- Opening Delimiter -

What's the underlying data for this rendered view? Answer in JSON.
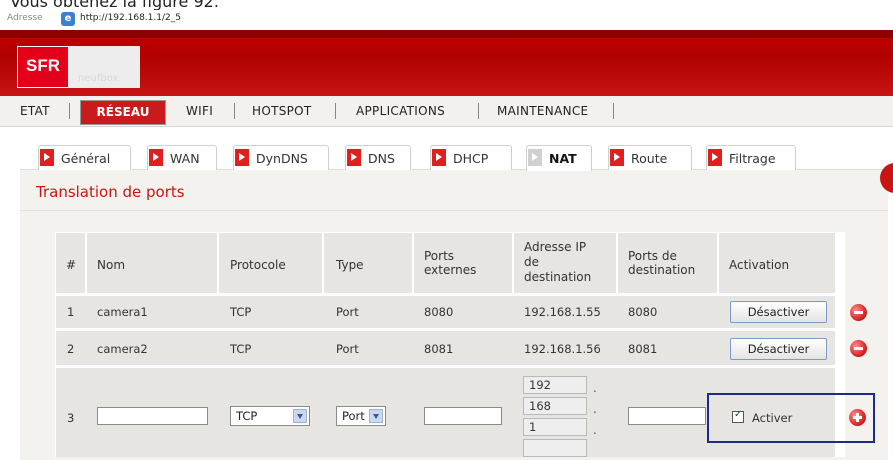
{
  "caption": "Vous obtenez la figure 92.",
  "browser": {
    "address_label": "Adresse",
    "url": "http://192.168.1.1/2_5"
  },
  "brand": {
    "logo": "SFR",
    "product": "neufbox"
  },
  "nav": {
    "items": [
      "ETAT",
      "RÉSEAU",
      "WIFI",
      "HOTSPOT",
      "APPLICATIONS",
      "MAINTENANCE"
    ],
    "active": "RÉSEAU"
  },
  "tabs": [
    "Général",
    "WAN",
    "DynDNS",
    "DNS",
    "DHCP",
    "NAT",
    "Route",
    "Filtrage"
  ],
  "active_tab": "NAT",
  "section": {
    "title": "Translation de ports"
  },
  "table": {
    "headers": {
      "num": "#",
      "nom": "Nom",
      "protocole": "Protocole",
      "type": "Type",
      "ports_externes": [
        "Ports",
        "externes"
      ],
      "adresse_ip": [
        "Adresse IP",
        "de",
        "destination"
      ],
      "ports_dest": [
        "Ports de",
        "destination"
      ],
      "activation": "Activation"
    },
    "rows": [
      {
        "num": "1",
        "nom": "camera1",
        "protocole": "TCP",
        "type": "Port",
        "ports_externes": "8080",
        "adresse_ip": "192.168.1.55",
        "ports_dest": "8080",
        "action": "Désactiver"
      },
      {
        "num": "2",
        "nom": "camera2",
        "protocole": "TCP",
        "type": "Port",
        "ports_externes": "8081",
        "adresse_ip": "192.168.1.56",
        "ports_dest": "8081",
        "action": "Désactiver"
      }
    ],
    "new_row": {
      "num": "3",
      "protocole_selected": "TCP",
      "type_selected": "Port",
      "ip_octets": [
        "192",
        "168",
        "1",
        ""
      ],
      "activer_label": "Activer",
      "activer_checked": true
    }
  },
  "colors": {
    "brand_red": "#c81414",
    "section_title": "#c8160f",
    "highlight_border": "#1d2c8c"
  },
  "icons": {
    "remove": "minus-circle-icon",
    "add": "plus-circle-icon",
    "tab_arrow": "arrow-right-icon"
  }
}
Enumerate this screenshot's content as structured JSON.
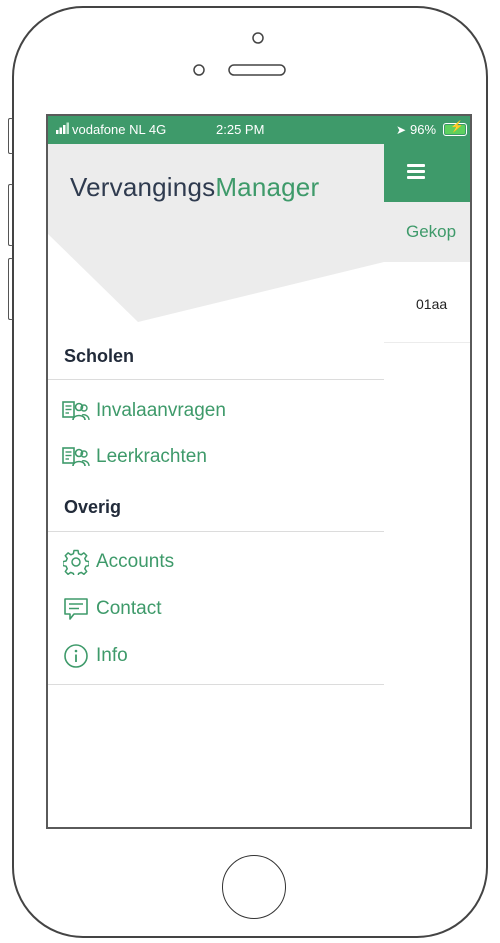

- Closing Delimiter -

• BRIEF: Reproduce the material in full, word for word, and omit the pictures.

• RESULT:
What's the underlying data for this rendered view? Answer in JSON.
{
  "caption": "Vous obtenez la figure 92.",
  "browser": {
    "address_label": "Adresse",
    "url": "http://192.168.1.1/2_5"
  },
  "brand": {
    "logo": "SFR",
    "product": "neufbox"
  },
  "nav": {
    "items": [
      "ETAT",
      "RÉSEAU",
      "WIFI",
      "HOTSPOT",
      "APPLICATIONS",
      "MAINTENANCE"
    ],
    "active": "RÉSEAU"
  },
  "tabs": [
    "Général",
    "WAN",
    "DynDNS",
    "DNS",
    "DHCP",
    "NAT",
    "Route",
    "Filtrage"
  ],
  "active_tab": "NAT",
  "section": {
    "title": "Translation de ports"
  },
  "table": {
    "headers": {
      "num": "#",
      "nom": "Nom",
      "protocole": "Protocole",
      "type": "Type",
      "ports_externes": [
        "Ports",
        "externes"
      ],
      "adresse_ip": [
        "Adresse IP",
        "de",
        "destination"
      ],
      "ports_dest": [
        "Ports de",
        "destination"
      ],
      "activation": "Activation"
    },
    "rows": [
      {
        "num": "1",
        "nom": "camera1",
        "protocole": "TCP",
        "type": "Port",
        "ports_externes": "8080",
        "adresse_ip": "192.168.1.55",
        "ports_dest": "8080",
        "action": "Désactiver"
      },
      {
        "num": "2",
        "nom": "camera2",
        "protocole": "TCP",
        "type": "Port",
        "ports_externes": "8081",
        "adresse_ip": "192.168.1.56",
        "ports_dest": "8081",
        "action": "Désactiver"
      }
    ],
    "new_row": {
      "num": "3",
      "protocole_selected": "TCP",
      "type_selected": "Port",
      "ip_octets": [
        "192",
        "168",
        "1",
        ""
      ],
      "activer_label": "Activer",
      "activer_checked": true
    }
  },
  "colors": {
    "brand_red": "#c81414",
    "section_title": "#c8160f",
    "highlight_border": "#1d2c8c"
  },
  "icons": {
    "remove": "minus-circle-icon",
    "add": "plus-circle-icon",
    "tab_arrow": "arrow-right-icon"
  }
}
Enumerate this screenshot's content as structured JSON.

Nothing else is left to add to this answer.